Kamdar M S, Bapat R D, Bhaktani K C, Desai M B, Kulkarni A G, Rajaram S S, Chitale A R. Drill biopsy as an outpatient procedure for definitive diagnosis of breast swellings (a preliminary communication). J Postgrad Med [serial online] 1982 [cited 2020 May 28];28:98-100. Available from: http://www.jpgmonline.com/text.asp?1982/28/2/98/5574
Different forms of biopsies have been advocated for pre-operative diagnosis of breast lumps. The traditional approach has utilised incisional or excisional biopsy under general anaesthesia, frozen section diagnosis and immediate mastectomy. Today many women have reservation about biopsy and possible immediate mastectomy due to the fear that the breast might be removed unnecessarily because of an occasional error in diagnosis on frozen section biopsy. Hence there is an increasing emphasis on outpatient biopsy-under local anaesthesia-which is inexpensive and gives more time for complete pathologic review and for discussion with the patient.
Aspiration cytology is one such method. It gives an accuracy rate greater than 90% but a negative cytology does not rule out cancer. Furthermore, in addition to positive cytology findings, unless there is roentgenographic and clinical evidence of cancer, an open biopsy should be done before the breast is removed. These disadvantages can be overcome with the help of a pneumatic drill biopsy.
This procedure was done in the outpatient department of the K.E.M. Hospital, Bombay. Fifty female patients who presented with breast lumps were subjected to this procedure. All of them were above the age of 30 years. The duration of the lump varied from 15 days to 2 years. The size of the lump varied from 2 to 10 cm.
Under local anaesthesia, a stab incision was made and the drill introduced into the lump. The drill rotates at a speed of 15,000 rpm and cores out a cylinder of tissue (1 to 2 cm long) which is then dislodged with a syringe into the preservative fluid.
Twenty-five out of these 50 patients were also subjected to aspiration cytology at the same time.
All the 50 cases were subjected to surgery and the diagnosis confirmed.
The results are presented in [Table 1] below:
A large number of operative procedures on the female breast would be avoided if an accurate diagnosis of breast swellings could be made. Pneumatic drill biopsy provides a highly accurate diagnosis in such swellings. In the present series, when the tissue obtained was adequate (i.e. in 42 out of 47 cases-89.4%) the diagnostic accuracy was 100%. Similar high rates of diagnostic accuracy have been reported by Deeley and Pollock and Steel and Winstanley. In comparison to this, the diagnostic accuracy of aspiration cytology varies from 70% to 95.2%. In the present series the diagnostic accuracy was 94.4% (177 out of 18 cases with adequate aspirate). Thus there is a small but definite risk of an erroneous diagnosis. This makes frozen section biopsy mandatory after aspiration cytology.

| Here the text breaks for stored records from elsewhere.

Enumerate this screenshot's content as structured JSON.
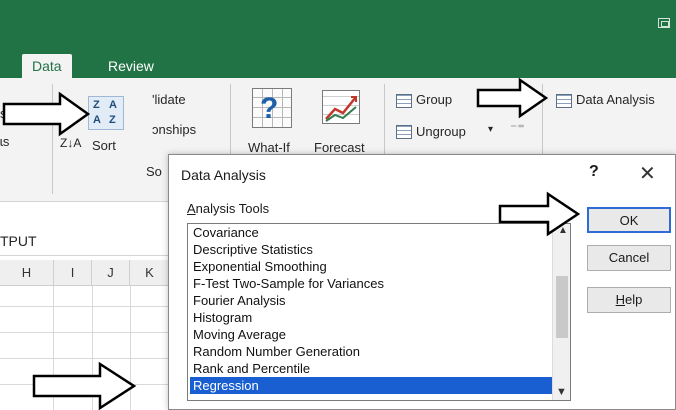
{
  "ribbon_tabs": [
    "Data",
    "Review"
  ],
  "ribbon": {
    "sort_label": "Sort",
    "sort_za_icon": "sort-za-icon",
    "sort_az_small": "Z↓A",
    "validate_partial": "'lidate",
    "relationships_partial": "ɔnships",
    "left_cut_a": "s",
    "left_cut_b": "ɩs",
    "left_cut_c": ";",
    "whatif_label": "What-If",
    "forecast_label": "Forecast",
    "sort_group_partial": "So",
    "group_label": "Group",
    "ungroup_label": "Ungroup",
    "data_analysis_label": "Data Analysis"
  },
  "namebox": {
    "text": "TPUT"
  },
  "columns": [
    "H",
    "I",
    "J",
    "K"
  ],
  "dialog": {
    "title": "Data Analysis",
    "help_symbol": "?",
    "close_symbol": "✕",
    "tools_label_prefix": "A",
    "tools_label_rest": "nalysis Tools",
    "items": [
      "Covariance",
      "Descriptive Statistics",
      "Exponential Smoothing",
      "F-Test Two-Sample for Variances",
      "Fourier Analysis",
      "Histogram",
      "Moving Average",
      "Random Number Generation",
      "Rank and Percentile",
      "Regression"
    ],
    "selected_item": "Regression",
    "ok_label": "OK",
    "cancel_label": "Cancel",
    "help_label_prefix": "H",
    "help_label_rest": "elp"
  },
  "colors": {
    "excel_green": "#217346",
    "selection_blue": "#1a5fd1",
    "ok_border": "#2e6bd6"
  }
}
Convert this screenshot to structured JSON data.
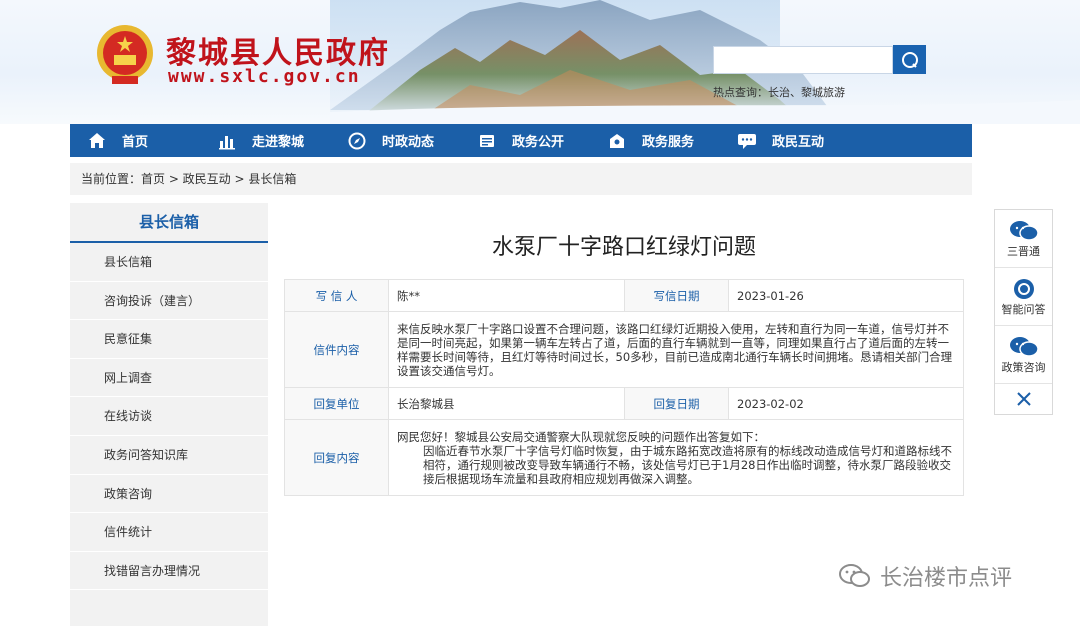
{
  "header": {
    "site_title": "黎城县人民政府",
    "site_url": "www.sxlc.gov.cn",
    "search_placeholder": "",
    "hot_search": "热点查询：长治、黎城旅游"
  },
  "nav": {
    "items": [
      {
        "label": "首页",
        "icon": "home-icon"
      },
      {
        "label": "走进黎城",
        "icon": "chart-icon"
      },
      {
        "label": "时政动态",
        "icon": "compass-icon"
      },
      {
        "label": "政务公开",
        "icon": "card-icon"
      },
      {
        "label": "政务服务",
        "icon": "service-icon"
      },
      {
        "label": "政民互动",
        "icon": "chat-icon"
      }
    ]
  },
  "breadcrumb": "当前位置：首页 > 政民互动 > 县长信箱",
  "sidebar": {
    "title": "县长信箱",
    "items": [
      {
        "label": "县长信箱"
      },
      {
        "label": "咨询投诉（建言）"
      },
      {
        "label": "民意征集"
      },
      {
        "label": "网上调查"
      },
      {
        "label": "在线访谈"
      },
      {
        "label": "政务问答知识库"
      },
      {
        "label": "政策咨询"
      },
      {
        "label": "信件统计"
      },
      {
        "label": "找错留言办理情况"
      }
    ]
  },
  "letter": {
    "title": "水泵厂十字路口红绿灯问题",
    "writer_label": "写 信 人",
    "writer": "陈**",
    "date_label": "写信日期",
    "date": "2023-01-26",
    "content_label": "信件内容",
    "content": "来信反映水泵厂十字路口设置不合理问题，该路口红绿灯近期投入使用，左转和直行为同一车道，信号灯并不是同一时间亮起，如果第一辆车左转占了道，后面的直行车辆就到一直等，同理如果直行占了道后面的左转一样需要长时间等待，且红灯等待时间过长，50多秒，目前已造成南北通行车辆长时间拥堵。恳请相关部门合理设置该交通信号灯。",
    "reply_unit_label": "回复单位",
    "reply_unit": "长治黎城县",
    "reply_date_label": "回复日期",
    "reply_date": "2023-02-02",
    "reply_content_label": "回复内容",
    "reply_line1": "网民您好！黎城县公安局交通警察大队现就您反映的问题作出答复如下：",
    "reply_line2": "因临近春节水泵厂十字信号灯临时恢复，由于城东路拓宽改造将原有的标线改动造成信号灯和道路标线不相符，通行规则被改变导致车辆通行不畅，该处信号灯已于1月28日作出临时调整，待水泵厂路段验收交接后根据现场车流量和县政府相应规划再做深入调整。"
  },
  "float_bar": {
    "items": [
      {
        "label": "三晋通",
        "icon": "wechat-icon"
      },
      {
        "label": "智能问答",
        "icon": "qa-icon"
      },
      {
        "label": "政策咨询",
        "icon": "consult-icon"
      }
    ]
  },
  "watermark": "长治楼市点评",
  "colors": {
    "brand_red": "#c0131b",
    "nav_blue": "#1b5fa8"
  }
}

The tissue obtained by drill biopsy showed no artefacts of crushing and was as satisfactory as incisional biopsy tissue.
A possible theoretical disadvantage of drill biopsy could be dissemination of the malignancy.,  Deeley and Polock and Steel and Winstanley have noted specifically the absence of invasion of the biopsy tract by the neoplasm. Burn et al, in a series of rat experiments, have found that following drill biopsy there was no increase in the incidence of circulating tumour cells, distant metastases or recurrent tumours after local excision. The other advantage of this easy procedure is the absence of any complications like bleeding or infection.

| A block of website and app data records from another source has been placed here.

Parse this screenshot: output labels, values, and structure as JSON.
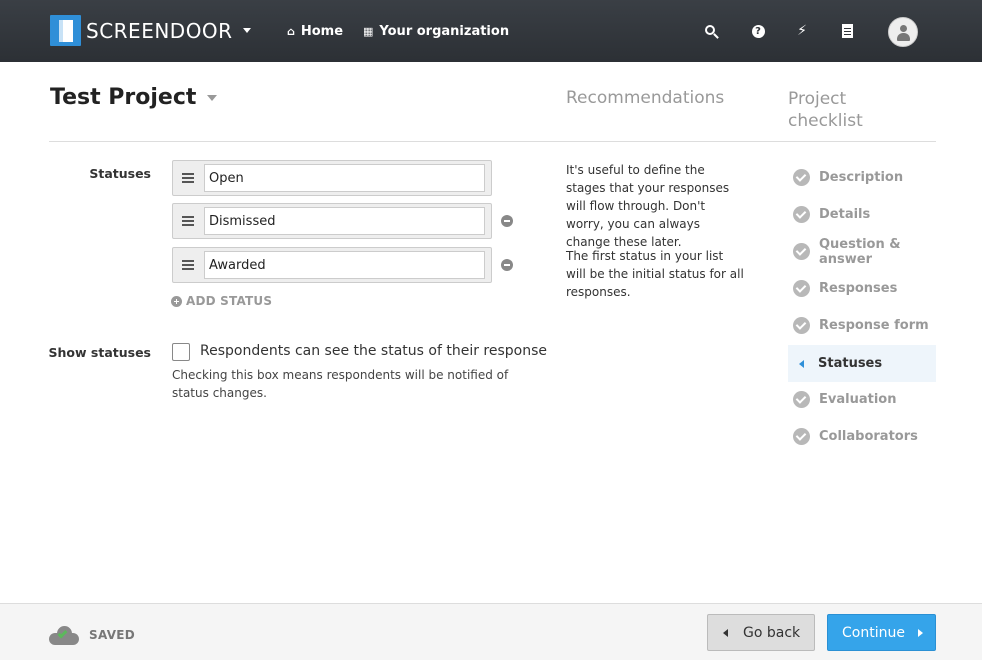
{
  "nav": {
    "brand": "SCREENDOOR",
    "home_label": "Home",
    "org_label": "Your organization",
    "icons": [
      "search-icon",
      "help-icon",
      "bolt-icon",
      "document-icon",
      "user-avatar"
    ]
  },
  "page": {
    "title": "Test Project",
    "recommendations_title": "Recommendations",
    "checklist_title": "Project checklist"
  },
  "form": {
    "statuses_label": "Statuses",
    "statuses": [
      {
        "value": "Open"
      },
      {
        "value": "Dismissed"
      },
      {
        "value": "Awarded"
      }
    ],
    "add_status_label": "ADD STATUS",
    "show_statuses_label": "Show statuses",
    "show_statuses_checked": false,
    "show_statuses_checkbox_label": "Respondents can see the status of their response",
    "show_statuses_help": "Checking this box means respondents will be notified of status changes."
  },
  "recommendations": [
    "It's useful to define the stages that your responses will flow through. Don't worry, you can always change these later.",
    "The first status in your list will be the initial status for all responses."
  ],
  "checklist": [
    {
      "label": "Description",
      "done": true
    },
    {
      "label": "Details",
      "done": true
    },
    {
      "label": "Question & answer",
      "done": true
    },
    {
      "label": "Responses",
      "done": true
    },
    {
      "label": "Response form",
      "done": true
    },
    {
      "label": "Statuses",
      "active": true
    },
    {
      "label": "Evaluation",
      "done": true
    },
    {
      "label": "Collaborators",
      "done": true
    }
  ],
  "footer": {
    "saved_label": "SAVED",
    "back_label": "Go back",
    "continue_label": "Continue"
  },
  "colors": {
    "accent": "#35a4ea",
    "nav_bg": "#2c3035",
    "saved_check": "#5cb85c"
  }
}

We would like to thank the Dean, K.E.M. Hospital, Bombay, for allowing us to use the hospital records.